Not to be confused with Tràigh Iar, this is Tràigh Ear (East, "Iar" being West). The beach fills up the bay at low tide, and once a year plays host to the Sollas Fly In of light aircraft. The views across to Harris are stunning.
Another 'infinite' beach, this seems to stretch the four miles to the Udal peninsula. Never very much chance of seeing anyone else on it.
Just over a headland from Hòrnais this beach is shorter but has some shelter from South Westerly winds. In a June gale in 2015 it felt almost spring like.
This is the beach that the Thai tourist board (or more likely someone in the UK working for them on contract) famously thought would pass for a beach in Thailand. Not surprising really! Until you try to take your kagoul off or dip a toe in the water.
Baile is Gaelic for a settlement or town and this beach is fairly close to the village. There's a few houses nearby, but more camper vans on the dunes behind.
Ceann a Deas na Hearadh - South Harris

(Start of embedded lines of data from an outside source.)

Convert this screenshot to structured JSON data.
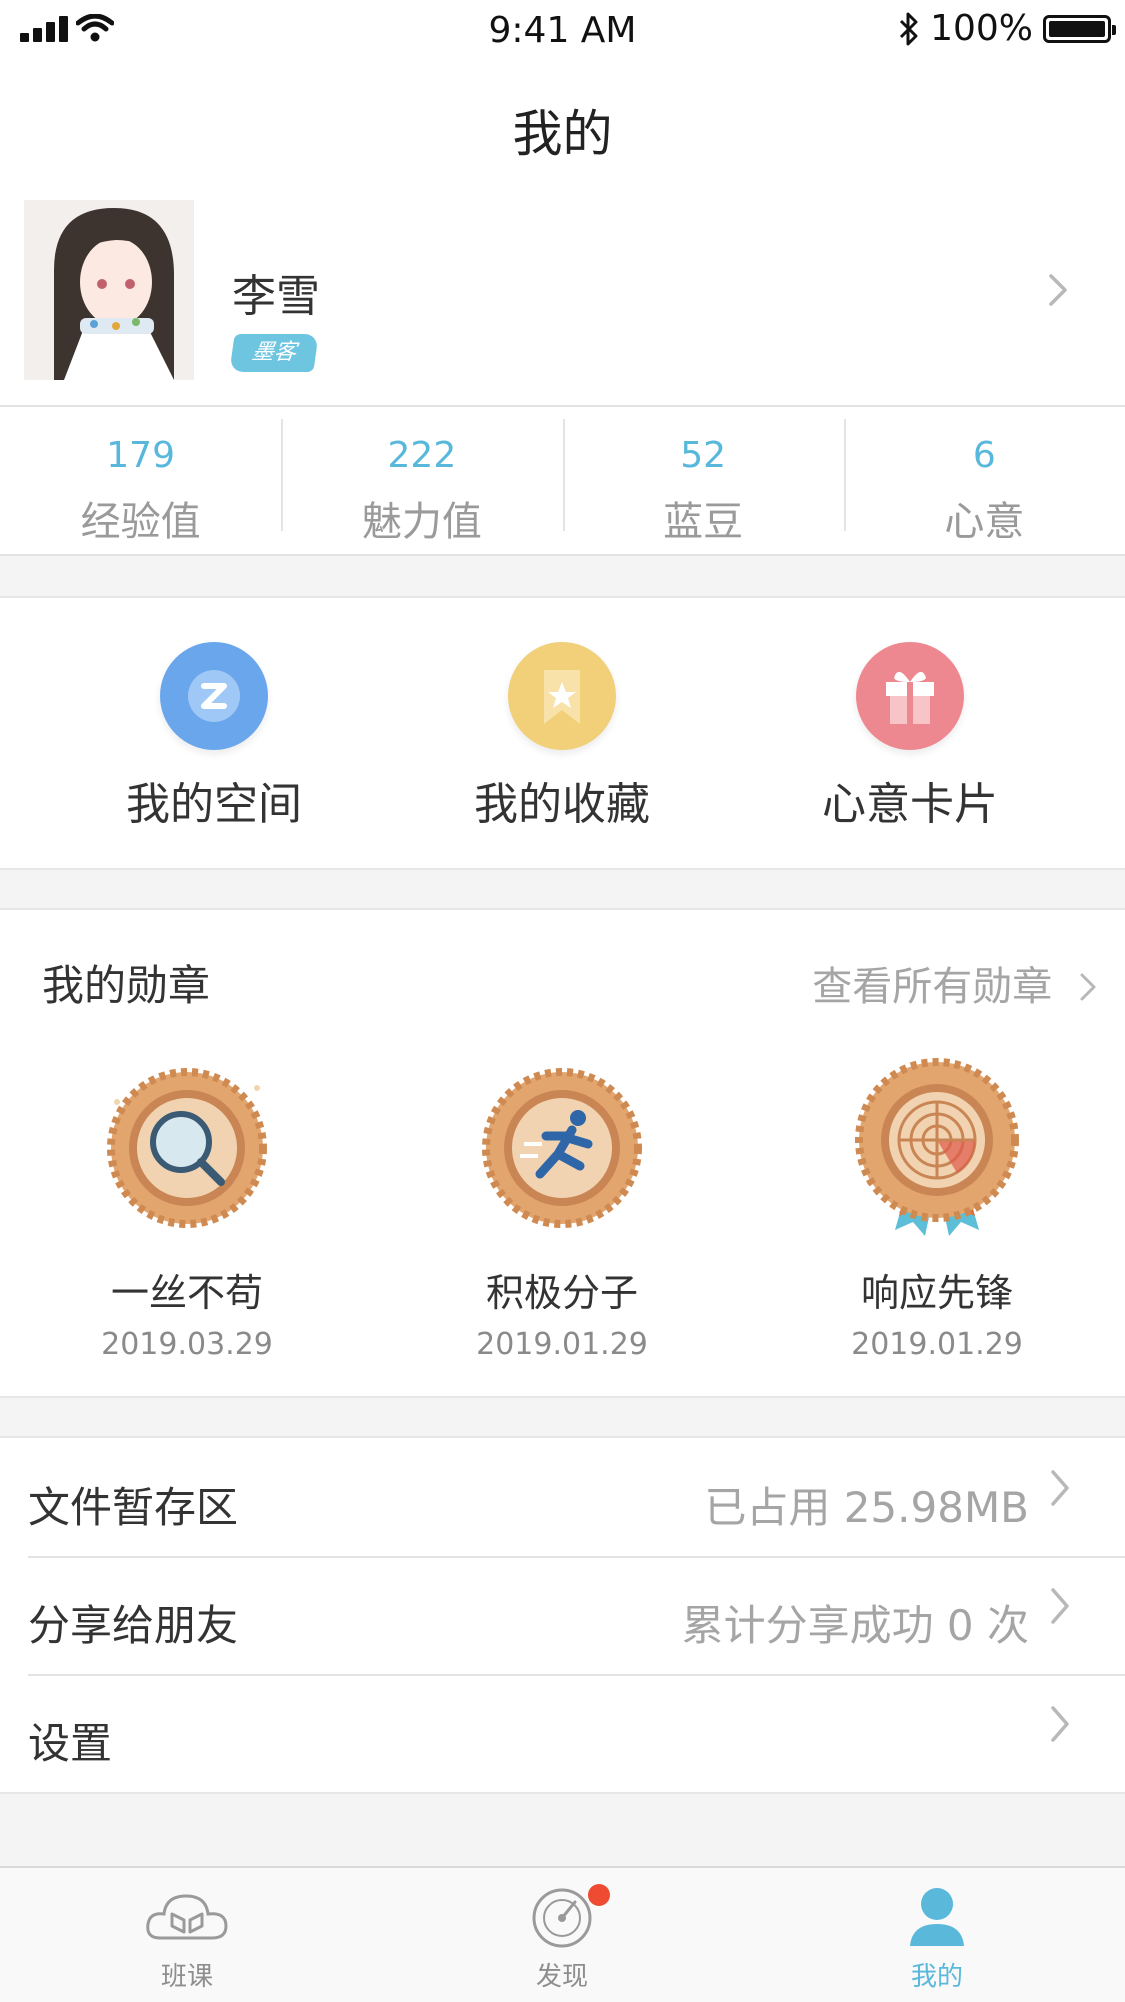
{
  "status_bar": {
    "time": "9:41 AM",
    "battery": "100%"
  },
  "nav": {
    "title": "我的"
  },
  "profile": {
    "name": "李雪",
    "badge": "墨客"
  },
  "stats": [
    {
      "value": "179",
      "label": "经验值"
    },
    {
      "value": "222",
      "label": "魅力值"
    },
    {
      "value": "52",
      "label": "蓝豆"
    },
    {
      "value": "6",
      "label": "心意"
    }
  ],
  "quick_links": [
    {
      "label": "我的空间",
      "icon": "space-icon",
      "color": "#6aa6ec"
    },
    {
      "label": "我的收藏",
      "icon": "bookmark-icon",
      "color": "#f2cf79"
    },
    {
      "label": "心意卡片",
      "icon": "gift-icon",
      "color": "#ee8890"
    }
  ],
  "medals": {
    "title": "我的勋章",
    "view_all": "查看所有勋章",
    "items": [
      {
        "name": "一丝不苟",
        "date": "2019.03.29",
        "icon": "magnifier-medal-icon"
      },
      {
        "name": "积极分子",
        "date": "2019.01.29",
        "icon": "runner-medal-icon"
      },
      {
        "name": "响应先锋",
        "date": "2019.01.29",
        "icon": "radar-medal-icon"
      }
    ]
  },
  "menu": [
    {
      "label": "文件暂存区",
      "value": "已占用 25.98MB"
    },
    {
      "label": "分享给朋友",
      "value": "累计分享成功 0 次"
    },
    {
      "label": "设置",
      "value": ""
    }
  ],
  "tabbar": [
    {
      "label": "班课",
      "icon": "class-icon",
      "active": false
    },
    {
      "label": "发现",
      "icon": "discover-icon",
      "active": false,
      "has_notification": true
    },
    {
      "label": "我的",
      "icon": "profile-icon",
      "active": true
    }
  ],
  "colors": {
    "accent": "#5ab8db",
    "notification": "#ef4b32"
  }
}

Two beaches face south west from near Northton (Taobh Tuath). Terns nest on the sand on this further one and will let you know if you get too close. Best to respect them, and that it's their beach more than yours.
The sand at Scarasta is different to most other beaches in the area, being a golden rather than silver colour. The beach faces all directions and one part encloses a large lake just south of Northton that looks like it's part of the sea. A great place to stroll and explore.
If I could go back to primary school it would be to here. The school is behind the dunes and the other views are of Luskentyre beach and the Harris Hills.
Luskentyre is more of a filled up estuary than a beach in the normal sense of the word. The river and tides sort the sand into darker and lighter areas, and I doubt it ever looks the same twice. Most of it can be walked on but it would be tricky to walk across, as the estuary river is quite large.
Rosamol is the northern part of Luskentyre's beaches and faces Taransay and the Hills of Harris. It comes complete with its own graveyard and enormous dunes. Reached down a small path by a river, or from round the corner from Luskentyre you feel you've really arrived when you get there.
© Gordon Stokes, 2001-15